Insufficient staffing and a lack of opportunities are cited as key obstacles.

The popularity of co-investments in the real estate asset class continues to be lower than in private equity, despite the appeal of investing alongside funds with a lower carry and cost structure.

According to PERE’s Investor Perspectives 2021 Study, a little over a third – 37 percent – of respondents plan to participate in co-investment opportunities over the next 12 months, the same percentage as in last year’s study.

For more insights from the Investor Perspectives 2021 Study, click here. For more on how we compiled the study, click here.

For those with the appetite for it, co-investments continue to be seen as a way of potentially boosting returns while cutting costs compared with direct fund investments.

“I’m still seeing co-investments, particularly among larger investors. They look at it because the co-investment vehicles usually have reduced fees and carry, which offers better overall blending economics,” says Matt Posthuma, real estate funds partner at global law firm Ropes & Gray.

Despite the advantages that co-investment offers, 63 percent of investors say they are not looking to pursue the strategy in private real estate.

In contrast, appetite to co-invest in the wider private equity space continues unabated, with 71 percent of investors polled planning to participate directly in deals alongside managers in the year ahead, according to sister publication Private Equity International.

“I see co-investment more commonly on private equity funds,” says Simon Vardon, global head of real assets at fund administrator Sanne.

“For real estate deals with a proven real estate asset manager, it remains quite common that the largest investors will invest alongside the asset manager in pure joint venture arrangements outside of fund structures. For real estate funds, where local expertise is required for a particular project, a local asset manager/developer will be involved and it’s usual for that party to have an equity stake in the project, alongside the fund and any co-investment from investors.”

The biggest factor cited by Perspectives 2021 respondents as hindering their participation in co-investments is insufficient staffing, followed by a lack of available opportunities and challenges in reaching the required speed to conclude transactions.

“Investors need to take a more active role when they decide to co-invest and that requires some degree of capacity internally. Some investors say they want co-invest rights but when they are presented with the opportunity to make an actual investment, it’s challenging because they might not have the people, the abilities or the manpower to effectively get involved in co-investment,” says Edward Tran, partner at Katten Muchin Rosenman, a multinational law firm.

“Investors might have a team that evaluates real estate, but they might not have an operational team that actually manages real estate, so if they’re going to co-invest they may have to think about bulking up their teams.

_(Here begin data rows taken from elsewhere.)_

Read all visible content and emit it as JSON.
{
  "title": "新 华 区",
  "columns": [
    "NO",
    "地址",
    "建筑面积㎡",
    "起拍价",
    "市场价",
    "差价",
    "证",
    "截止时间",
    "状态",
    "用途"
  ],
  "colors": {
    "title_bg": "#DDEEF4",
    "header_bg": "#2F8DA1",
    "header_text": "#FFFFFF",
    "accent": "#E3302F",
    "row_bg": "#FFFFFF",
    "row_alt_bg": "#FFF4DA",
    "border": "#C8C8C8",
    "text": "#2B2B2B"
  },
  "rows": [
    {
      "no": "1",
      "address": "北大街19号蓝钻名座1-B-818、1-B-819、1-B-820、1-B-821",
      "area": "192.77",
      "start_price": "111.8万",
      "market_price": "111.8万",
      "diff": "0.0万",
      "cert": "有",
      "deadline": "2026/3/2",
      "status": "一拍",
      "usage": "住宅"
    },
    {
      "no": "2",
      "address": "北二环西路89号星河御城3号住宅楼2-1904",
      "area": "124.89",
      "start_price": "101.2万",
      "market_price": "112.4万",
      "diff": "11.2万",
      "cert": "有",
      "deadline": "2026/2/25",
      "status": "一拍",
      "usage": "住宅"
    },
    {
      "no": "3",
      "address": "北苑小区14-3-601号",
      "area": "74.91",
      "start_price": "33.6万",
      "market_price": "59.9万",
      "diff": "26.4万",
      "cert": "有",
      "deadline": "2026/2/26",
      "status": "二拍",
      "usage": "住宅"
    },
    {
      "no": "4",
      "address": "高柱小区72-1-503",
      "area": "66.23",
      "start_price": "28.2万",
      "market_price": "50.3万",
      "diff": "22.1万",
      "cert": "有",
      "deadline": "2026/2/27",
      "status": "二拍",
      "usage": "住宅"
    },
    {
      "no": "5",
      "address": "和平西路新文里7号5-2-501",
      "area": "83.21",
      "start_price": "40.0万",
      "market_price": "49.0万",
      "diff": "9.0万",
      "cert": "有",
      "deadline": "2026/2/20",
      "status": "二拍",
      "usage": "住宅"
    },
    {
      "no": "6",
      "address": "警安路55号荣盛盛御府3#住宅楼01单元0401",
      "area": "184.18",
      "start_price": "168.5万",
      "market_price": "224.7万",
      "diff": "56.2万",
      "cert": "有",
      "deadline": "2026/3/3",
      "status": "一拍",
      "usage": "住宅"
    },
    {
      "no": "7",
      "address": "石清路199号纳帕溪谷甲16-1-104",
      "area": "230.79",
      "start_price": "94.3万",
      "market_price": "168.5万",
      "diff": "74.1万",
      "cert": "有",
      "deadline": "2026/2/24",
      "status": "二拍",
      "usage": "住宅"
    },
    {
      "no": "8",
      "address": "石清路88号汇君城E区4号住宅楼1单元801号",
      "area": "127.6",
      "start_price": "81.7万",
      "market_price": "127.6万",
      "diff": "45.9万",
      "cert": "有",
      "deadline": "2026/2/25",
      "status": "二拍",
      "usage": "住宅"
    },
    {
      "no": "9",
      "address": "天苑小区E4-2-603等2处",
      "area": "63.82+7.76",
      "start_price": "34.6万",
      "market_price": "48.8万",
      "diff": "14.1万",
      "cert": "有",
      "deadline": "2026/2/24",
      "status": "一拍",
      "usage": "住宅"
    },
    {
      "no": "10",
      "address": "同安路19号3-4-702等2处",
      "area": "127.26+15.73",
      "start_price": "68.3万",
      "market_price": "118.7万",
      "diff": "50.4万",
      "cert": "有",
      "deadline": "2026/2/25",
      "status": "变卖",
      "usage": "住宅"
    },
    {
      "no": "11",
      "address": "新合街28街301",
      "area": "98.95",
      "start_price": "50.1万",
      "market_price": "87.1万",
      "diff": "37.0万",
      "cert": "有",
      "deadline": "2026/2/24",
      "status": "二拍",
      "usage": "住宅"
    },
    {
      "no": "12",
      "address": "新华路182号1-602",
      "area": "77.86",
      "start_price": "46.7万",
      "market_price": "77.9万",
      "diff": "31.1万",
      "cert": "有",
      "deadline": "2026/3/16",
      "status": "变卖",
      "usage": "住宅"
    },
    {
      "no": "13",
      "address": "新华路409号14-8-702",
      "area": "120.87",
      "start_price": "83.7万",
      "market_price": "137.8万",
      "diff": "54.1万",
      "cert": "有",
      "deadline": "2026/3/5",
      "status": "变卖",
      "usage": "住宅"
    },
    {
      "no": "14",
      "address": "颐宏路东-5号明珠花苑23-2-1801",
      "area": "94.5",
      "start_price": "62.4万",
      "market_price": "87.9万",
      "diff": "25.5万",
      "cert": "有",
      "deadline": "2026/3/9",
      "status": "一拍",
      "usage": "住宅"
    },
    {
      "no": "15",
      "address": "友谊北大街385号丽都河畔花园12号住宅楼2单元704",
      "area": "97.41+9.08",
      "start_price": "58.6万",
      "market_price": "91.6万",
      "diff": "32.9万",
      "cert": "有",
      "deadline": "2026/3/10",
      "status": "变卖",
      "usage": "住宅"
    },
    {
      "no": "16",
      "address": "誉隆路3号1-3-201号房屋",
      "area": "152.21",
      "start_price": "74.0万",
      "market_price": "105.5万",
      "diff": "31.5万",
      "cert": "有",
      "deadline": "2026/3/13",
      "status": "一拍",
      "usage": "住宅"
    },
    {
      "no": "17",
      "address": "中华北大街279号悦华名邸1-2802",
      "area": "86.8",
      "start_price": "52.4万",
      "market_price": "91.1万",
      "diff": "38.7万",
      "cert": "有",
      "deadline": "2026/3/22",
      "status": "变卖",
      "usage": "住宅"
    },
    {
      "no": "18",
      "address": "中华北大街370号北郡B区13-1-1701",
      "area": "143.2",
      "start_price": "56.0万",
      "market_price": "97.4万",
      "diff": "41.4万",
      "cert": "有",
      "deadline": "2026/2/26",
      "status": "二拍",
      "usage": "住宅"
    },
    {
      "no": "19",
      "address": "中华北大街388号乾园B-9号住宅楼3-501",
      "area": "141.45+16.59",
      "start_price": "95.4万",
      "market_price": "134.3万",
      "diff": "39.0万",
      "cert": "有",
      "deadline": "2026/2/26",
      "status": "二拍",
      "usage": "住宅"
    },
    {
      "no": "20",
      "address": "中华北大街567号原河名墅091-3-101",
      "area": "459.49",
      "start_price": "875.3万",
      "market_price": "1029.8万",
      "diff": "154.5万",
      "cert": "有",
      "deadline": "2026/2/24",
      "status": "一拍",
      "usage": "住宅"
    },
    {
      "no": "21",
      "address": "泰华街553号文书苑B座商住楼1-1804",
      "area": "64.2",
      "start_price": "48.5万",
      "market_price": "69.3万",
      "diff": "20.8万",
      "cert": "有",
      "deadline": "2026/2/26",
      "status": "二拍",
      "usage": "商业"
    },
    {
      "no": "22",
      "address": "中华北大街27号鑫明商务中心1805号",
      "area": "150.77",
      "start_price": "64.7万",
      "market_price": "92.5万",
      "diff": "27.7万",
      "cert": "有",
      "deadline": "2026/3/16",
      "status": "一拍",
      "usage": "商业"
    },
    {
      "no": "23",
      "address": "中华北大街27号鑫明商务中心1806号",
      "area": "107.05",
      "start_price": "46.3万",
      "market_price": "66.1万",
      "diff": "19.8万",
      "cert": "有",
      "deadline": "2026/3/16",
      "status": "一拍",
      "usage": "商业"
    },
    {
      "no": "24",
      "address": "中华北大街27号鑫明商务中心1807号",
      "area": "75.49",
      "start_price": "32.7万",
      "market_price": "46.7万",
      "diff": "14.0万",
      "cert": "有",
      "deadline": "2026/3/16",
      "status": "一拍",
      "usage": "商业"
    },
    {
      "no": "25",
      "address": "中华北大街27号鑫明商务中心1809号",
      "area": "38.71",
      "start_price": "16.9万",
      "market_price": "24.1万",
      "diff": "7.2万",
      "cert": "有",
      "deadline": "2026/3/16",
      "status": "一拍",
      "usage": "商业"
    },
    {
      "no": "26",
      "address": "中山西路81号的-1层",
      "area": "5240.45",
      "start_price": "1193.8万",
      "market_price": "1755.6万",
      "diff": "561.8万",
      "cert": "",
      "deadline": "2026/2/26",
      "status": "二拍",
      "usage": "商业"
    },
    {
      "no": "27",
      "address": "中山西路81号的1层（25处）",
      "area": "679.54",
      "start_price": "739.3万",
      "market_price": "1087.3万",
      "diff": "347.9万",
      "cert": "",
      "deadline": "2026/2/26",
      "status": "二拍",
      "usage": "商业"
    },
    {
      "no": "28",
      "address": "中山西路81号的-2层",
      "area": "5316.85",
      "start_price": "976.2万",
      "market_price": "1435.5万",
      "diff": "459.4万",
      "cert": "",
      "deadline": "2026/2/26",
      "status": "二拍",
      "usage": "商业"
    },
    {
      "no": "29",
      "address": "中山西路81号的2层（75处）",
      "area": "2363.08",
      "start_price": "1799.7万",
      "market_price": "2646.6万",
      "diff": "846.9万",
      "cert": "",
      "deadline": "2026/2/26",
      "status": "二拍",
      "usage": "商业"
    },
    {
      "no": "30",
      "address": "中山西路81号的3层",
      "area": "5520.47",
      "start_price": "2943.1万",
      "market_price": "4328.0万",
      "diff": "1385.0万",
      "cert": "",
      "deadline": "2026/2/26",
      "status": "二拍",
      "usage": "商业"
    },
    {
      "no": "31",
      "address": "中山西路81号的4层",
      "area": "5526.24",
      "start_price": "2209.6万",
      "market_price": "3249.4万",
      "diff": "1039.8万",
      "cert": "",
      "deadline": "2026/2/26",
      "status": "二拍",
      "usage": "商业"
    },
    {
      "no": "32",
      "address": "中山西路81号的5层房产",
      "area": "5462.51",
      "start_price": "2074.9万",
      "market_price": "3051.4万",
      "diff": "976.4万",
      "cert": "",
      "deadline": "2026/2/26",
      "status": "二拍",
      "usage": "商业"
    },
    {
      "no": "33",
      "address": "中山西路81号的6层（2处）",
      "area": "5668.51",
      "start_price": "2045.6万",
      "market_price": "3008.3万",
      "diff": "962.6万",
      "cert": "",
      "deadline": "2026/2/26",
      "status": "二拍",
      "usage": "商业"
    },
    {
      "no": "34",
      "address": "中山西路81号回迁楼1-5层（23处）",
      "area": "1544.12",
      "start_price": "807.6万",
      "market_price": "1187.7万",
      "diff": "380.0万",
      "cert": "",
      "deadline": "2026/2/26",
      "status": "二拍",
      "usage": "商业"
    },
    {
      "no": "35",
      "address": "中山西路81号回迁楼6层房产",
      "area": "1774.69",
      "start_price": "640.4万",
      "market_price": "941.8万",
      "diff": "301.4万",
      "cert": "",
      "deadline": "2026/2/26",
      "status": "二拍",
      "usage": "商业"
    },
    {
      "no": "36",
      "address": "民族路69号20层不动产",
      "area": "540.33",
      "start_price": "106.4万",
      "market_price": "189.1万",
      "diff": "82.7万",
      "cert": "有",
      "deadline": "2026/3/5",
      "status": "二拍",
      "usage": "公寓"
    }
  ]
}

“The idea of co-investment is quite popular, but it’s driven by the deals on the table and today people are doing fewer deals because of market uncertainty and turmoil. As the overall number of real estate transactions decline, the number of co-investments will also decrease.”